One of the biggest problems with prepackaged sponsor benefits programs is that they imply that every company is the same, with similar objectives and want the same solutions to their challenges. And one of the biggest mistakes that organizations make is thinking that all companies want to focus on branding (i.e. logo visibility). In my experience, the range of corporate objectives is very diverse, depending on the type of firm and industry. As an example, a well-known company that is interested in increasing in-store traffic through coupon distribution will not be as interested in generating awareness as in getting coupons in the hands of patrons in a timely fashion. Conversely, a company that is new to the community may want to focus on branding and awareness because they want to increase their visibility in the marketplace.

The second problem is because many of the benefits offered in prepackaged benefit programs may be of little or no interest to a particular company, the opportunity will be viewed as less valuable, which means that the odds of you getting the financial support you want are slim. Whereas, a benefits package customized to help companies reach specific objectives is going to receive top consideration and dollar.

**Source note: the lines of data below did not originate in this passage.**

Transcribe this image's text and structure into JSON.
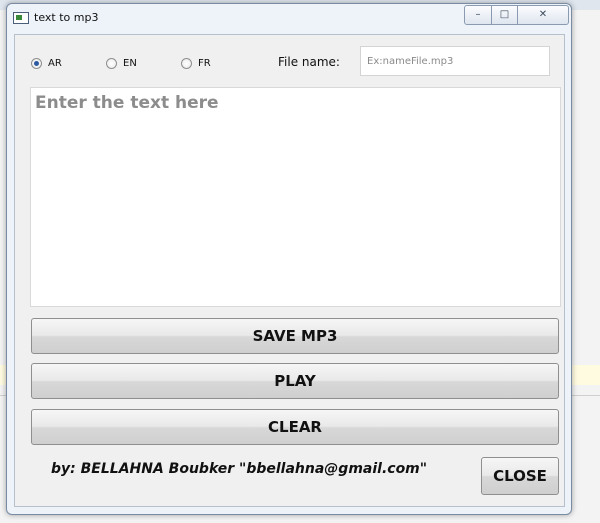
{
  "window": {
    "title": "text to mp3"
  },
  "titlebar": {
    "min_glyph": "–",
    "max_glyph": "□",
    "close_glyph": "✕"
  },
  "language": {
    "options": [
      {
        "label": "AR",
        "checked": true
      },
      {
        "label": "EN",
        "checked": false
      },
      {
        "label": "FR",
        "checked": false
      }
    ]
  },
  "file": {
    "label": "File name:",
    "placeholder": "Ex:nameFile.mp3",
    "value": ""
  },
  "text_input": {
    "placeholder": "Enter the text here",
    "value": ""
  },
  "buttons": {
    "save": "SAVE MP3",
    "play": "PLAY",
    "clear": "CLEAR",
    "close": "CLOSE"
  },
  "footer": {
    "credit": "by: BELLAHNA Boubker \"bbellahna@gmail.com\""
  },
  "colors": {
    "radio_checked": "#2c5aa0",
    "window_border": "#7a8ca4"
  }
}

There are Exceptions

Prepackaged benefits programs can serve as a useful starting point for the baseline value of a sponsorship, but should always include a statement that suggests you’ll customize to meet their needs. This would imply that there is a minimum investment to participate at certain levels such as a Presenting, Major Sponsor or Supporter level, but you’ll further tailor meet their specific requirements.

You should also position these packages according to the types of benefits offered. For example, “the ultimate branding package” or “booth traffic building package” or “leadership positioning package” can be tailored to specific corporate objectives. A word of caution is that the benefits being offered need to fit the objective. The advantage of effective positioning is that for companies looking to achieve a specific objective, these sponsorships offer a bundled solution that makes it easy for them to buy-in. This approach can be very useful at industry conferences for B2B companies who know the market and have focused goals such as establishing a leadership position above their competitors. Even in this situation, you should always be ready for some customization to address their specific needs.

Ditch the Gold, Silver, Bronze Sponsorship Thing!

If your sector warrants multi-tiered levels of sponsorship, I recommend no more than 3 to 4 levels; one for the company that wants to “own” the event, one for the company that wants to be viewed as a serious supplier and one for the entry-level supporter. Unless you are a sporting competition or in the building sector, consider naming your levels that support your brand like the Canada Army Run’s PresentingBrigadeRegiment and Platoon levels.

So, instead of worrying about packaging into neat little boxes, try listening to companies and developing investment packages that they view as well thought-out and responsive to their needs. Besides having a greater success rate with prospects, you’ll also save a lot of time by putting proposals in front of people that are meaningful to them.

Join me where I’ll be discussing these and other concepts at the upcoming PACWEST Partnership Conference, October 11 and 12 in Vancouver and the Sponsorship Boot Camp, part of Sponsorship Week, October 24 in Toronto.

Later, BC